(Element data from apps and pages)
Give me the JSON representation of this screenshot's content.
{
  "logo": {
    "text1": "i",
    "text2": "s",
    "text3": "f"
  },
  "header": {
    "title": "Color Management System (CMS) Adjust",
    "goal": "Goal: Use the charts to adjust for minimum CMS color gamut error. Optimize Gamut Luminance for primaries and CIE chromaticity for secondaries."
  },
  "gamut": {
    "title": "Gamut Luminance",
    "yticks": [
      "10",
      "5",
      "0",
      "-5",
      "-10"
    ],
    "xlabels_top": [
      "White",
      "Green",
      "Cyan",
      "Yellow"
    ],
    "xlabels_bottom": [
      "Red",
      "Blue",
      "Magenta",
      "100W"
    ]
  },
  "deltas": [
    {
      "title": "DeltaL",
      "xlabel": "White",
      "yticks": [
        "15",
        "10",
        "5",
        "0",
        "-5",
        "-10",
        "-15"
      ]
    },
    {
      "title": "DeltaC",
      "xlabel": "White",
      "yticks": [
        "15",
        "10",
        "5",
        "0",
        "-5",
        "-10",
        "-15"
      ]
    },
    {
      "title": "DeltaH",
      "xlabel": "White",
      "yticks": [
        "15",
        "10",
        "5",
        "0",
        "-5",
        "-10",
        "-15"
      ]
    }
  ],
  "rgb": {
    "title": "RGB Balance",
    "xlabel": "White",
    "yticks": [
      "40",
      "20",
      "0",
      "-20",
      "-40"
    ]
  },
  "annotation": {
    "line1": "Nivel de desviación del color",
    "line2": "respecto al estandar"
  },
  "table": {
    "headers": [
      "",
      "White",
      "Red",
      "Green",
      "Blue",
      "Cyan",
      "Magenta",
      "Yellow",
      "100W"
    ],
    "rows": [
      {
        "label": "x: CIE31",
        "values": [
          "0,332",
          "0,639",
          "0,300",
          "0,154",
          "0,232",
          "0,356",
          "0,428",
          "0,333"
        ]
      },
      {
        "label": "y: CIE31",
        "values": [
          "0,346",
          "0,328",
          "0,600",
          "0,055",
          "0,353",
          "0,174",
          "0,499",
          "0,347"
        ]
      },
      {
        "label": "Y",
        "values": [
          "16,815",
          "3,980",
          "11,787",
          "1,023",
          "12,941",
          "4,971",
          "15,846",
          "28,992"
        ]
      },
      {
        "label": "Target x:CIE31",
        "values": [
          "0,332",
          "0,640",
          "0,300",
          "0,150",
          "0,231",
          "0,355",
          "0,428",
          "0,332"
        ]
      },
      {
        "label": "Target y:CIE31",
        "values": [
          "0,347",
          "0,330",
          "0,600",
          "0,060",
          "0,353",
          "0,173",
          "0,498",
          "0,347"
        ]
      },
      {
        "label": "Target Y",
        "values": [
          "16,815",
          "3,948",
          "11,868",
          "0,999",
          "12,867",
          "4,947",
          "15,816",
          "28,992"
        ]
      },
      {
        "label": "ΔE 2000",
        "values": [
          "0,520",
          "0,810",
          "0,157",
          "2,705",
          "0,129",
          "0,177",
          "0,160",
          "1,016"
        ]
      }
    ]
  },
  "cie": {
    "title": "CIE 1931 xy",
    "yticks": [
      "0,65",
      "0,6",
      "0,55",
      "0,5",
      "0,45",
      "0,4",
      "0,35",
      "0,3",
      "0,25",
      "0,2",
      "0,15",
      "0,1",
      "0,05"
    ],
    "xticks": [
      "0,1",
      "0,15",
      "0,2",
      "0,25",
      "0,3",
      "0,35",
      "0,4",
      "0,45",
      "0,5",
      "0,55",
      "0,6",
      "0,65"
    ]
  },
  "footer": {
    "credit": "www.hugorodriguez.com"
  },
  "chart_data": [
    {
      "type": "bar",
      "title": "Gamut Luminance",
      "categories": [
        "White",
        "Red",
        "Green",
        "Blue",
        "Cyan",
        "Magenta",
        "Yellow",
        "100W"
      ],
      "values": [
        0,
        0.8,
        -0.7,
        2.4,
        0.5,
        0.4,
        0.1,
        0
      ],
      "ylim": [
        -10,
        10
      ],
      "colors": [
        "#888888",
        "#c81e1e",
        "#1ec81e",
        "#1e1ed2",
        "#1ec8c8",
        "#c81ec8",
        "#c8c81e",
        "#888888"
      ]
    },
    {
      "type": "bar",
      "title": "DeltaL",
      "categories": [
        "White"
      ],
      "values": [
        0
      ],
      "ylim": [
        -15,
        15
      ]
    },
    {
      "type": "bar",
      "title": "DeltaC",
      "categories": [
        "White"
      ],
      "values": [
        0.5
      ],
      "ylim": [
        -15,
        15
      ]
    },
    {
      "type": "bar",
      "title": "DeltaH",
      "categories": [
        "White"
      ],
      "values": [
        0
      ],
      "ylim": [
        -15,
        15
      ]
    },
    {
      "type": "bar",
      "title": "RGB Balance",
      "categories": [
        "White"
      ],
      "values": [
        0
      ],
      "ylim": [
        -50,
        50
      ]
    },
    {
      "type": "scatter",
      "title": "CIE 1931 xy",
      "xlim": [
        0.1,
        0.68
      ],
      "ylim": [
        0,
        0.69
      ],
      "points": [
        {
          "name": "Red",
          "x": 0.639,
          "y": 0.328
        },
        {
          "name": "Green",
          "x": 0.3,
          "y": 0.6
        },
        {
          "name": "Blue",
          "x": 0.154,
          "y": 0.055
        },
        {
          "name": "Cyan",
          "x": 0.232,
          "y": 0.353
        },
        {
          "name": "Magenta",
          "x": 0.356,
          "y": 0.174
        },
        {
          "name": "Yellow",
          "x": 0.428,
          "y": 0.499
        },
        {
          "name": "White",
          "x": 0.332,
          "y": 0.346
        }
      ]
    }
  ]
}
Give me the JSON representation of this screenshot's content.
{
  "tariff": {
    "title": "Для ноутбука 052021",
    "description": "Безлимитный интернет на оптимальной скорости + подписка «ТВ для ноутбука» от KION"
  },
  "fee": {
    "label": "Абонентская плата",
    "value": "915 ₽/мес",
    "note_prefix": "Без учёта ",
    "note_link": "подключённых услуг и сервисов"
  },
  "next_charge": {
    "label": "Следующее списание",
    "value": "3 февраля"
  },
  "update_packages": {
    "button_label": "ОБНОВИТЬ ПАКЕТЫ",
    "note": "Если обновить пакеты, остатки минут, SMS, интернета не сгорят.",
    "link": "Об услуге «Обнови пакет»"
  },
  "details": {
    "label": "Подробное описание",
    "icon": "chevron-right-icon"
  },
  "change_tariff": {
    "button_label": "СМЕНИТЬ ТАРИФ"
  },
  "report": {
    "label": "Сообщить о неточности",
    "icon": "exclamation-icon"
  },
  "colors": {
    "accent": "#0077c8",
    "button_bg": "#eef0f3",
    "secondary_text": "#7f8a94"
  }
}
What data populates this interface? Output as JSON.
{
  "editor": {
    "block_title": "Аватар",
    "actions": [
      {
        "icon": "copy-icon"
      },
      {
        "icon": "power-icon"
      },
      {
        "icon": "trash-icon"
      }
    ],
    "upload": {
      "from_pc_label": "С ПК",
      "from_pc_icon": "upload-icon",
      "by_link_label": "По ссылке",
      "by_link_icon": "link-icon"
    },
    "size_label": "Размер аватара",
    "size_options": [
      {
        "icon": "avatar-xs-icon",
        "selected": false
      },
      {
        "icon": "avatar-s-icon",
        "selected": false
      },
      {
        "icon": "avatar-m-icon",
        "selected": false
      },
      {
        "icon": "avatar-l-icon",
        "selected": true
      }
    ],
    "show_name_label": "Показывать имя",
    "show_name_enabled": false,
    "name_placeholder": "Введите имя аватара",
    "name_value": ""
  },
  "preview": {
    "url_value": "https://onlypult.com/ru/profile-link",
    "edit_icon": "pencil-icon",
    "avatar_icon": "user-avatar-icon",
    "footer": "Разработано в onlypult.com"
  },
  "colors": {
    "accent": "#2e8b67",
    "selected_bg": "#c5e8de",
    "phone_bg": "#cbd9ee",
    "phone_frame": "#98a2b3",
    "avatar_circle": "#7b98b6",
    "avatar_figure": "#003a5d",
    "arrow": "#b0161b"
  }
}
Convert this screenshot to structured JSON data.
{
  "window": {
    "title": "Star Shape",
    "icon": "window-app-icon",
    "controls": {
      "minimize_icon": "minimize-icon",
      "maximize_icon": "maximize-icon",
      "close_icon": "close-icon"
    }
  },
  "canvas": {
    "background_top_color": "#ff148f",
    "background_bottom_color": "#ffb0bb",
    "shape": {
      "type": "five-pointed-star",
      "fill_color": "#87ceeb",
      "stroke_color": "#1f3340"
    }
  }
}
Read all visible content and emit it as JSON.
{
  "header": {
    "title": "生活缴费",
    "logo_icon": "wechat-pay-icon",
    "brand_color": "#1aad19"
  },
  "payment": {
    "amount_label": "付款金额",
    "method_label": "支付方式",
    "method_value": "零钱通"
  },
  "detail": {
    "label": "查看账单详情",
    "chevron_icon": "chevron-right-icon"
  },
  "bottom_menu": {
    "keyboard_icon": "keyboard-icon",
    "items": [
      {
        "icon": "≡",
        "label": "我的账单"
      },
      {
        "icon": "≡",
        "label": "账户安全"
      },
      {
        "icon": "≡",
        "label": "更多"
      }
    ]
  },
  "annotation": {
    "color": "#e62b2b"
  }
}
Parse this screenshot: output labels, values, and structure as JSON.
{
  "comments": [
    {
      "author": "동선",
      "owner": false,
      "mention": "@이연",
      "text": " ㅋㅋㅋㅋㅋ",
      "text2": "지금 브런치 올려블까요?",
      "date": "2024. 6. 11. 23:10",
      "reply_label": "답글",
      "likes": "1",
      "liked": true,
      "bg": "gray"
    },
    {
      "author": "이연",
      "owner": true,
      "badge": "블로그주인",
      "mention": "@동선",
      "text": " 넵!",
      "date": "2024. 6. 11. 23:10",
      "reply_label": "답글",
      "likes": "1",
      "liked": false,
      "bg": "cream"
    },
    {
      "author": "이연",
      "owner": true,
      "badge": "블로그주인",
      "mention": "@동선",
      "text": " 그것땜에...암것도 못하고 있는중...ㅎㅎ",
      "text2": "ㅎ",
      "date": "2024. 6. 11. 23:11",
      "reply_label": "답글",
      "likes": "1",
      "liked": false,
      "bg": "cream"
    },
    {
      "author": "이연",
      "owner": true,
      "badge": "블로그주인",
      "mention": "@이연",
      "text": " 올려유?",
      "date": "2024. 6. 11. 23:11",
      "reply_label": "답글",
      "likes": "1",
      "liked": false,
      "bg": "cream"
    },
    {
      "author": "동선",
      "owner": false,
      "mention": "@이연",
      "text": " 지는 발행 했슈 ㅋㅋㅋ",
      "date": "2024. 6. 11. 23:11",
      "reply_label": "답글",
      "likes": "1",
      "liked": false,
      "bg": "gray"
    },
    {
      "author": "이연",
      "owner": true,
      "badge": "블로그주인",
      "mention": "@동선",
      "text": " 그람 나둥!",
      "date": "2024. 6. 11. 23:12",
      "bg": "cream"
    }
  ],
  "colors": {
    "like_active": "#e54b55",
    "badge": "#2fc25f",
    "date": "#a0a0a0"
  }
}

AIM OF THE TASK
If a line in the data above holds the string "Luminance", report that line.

REPLY
    "goal": "Goal: Use the charts to adjust for minimum CMS color gamut error. Optimize Gamut Luminance for primaries and CIE chromaticity for secondaries."
    "title": "Gamut Luminance",
      "title": "Gamut Luminance",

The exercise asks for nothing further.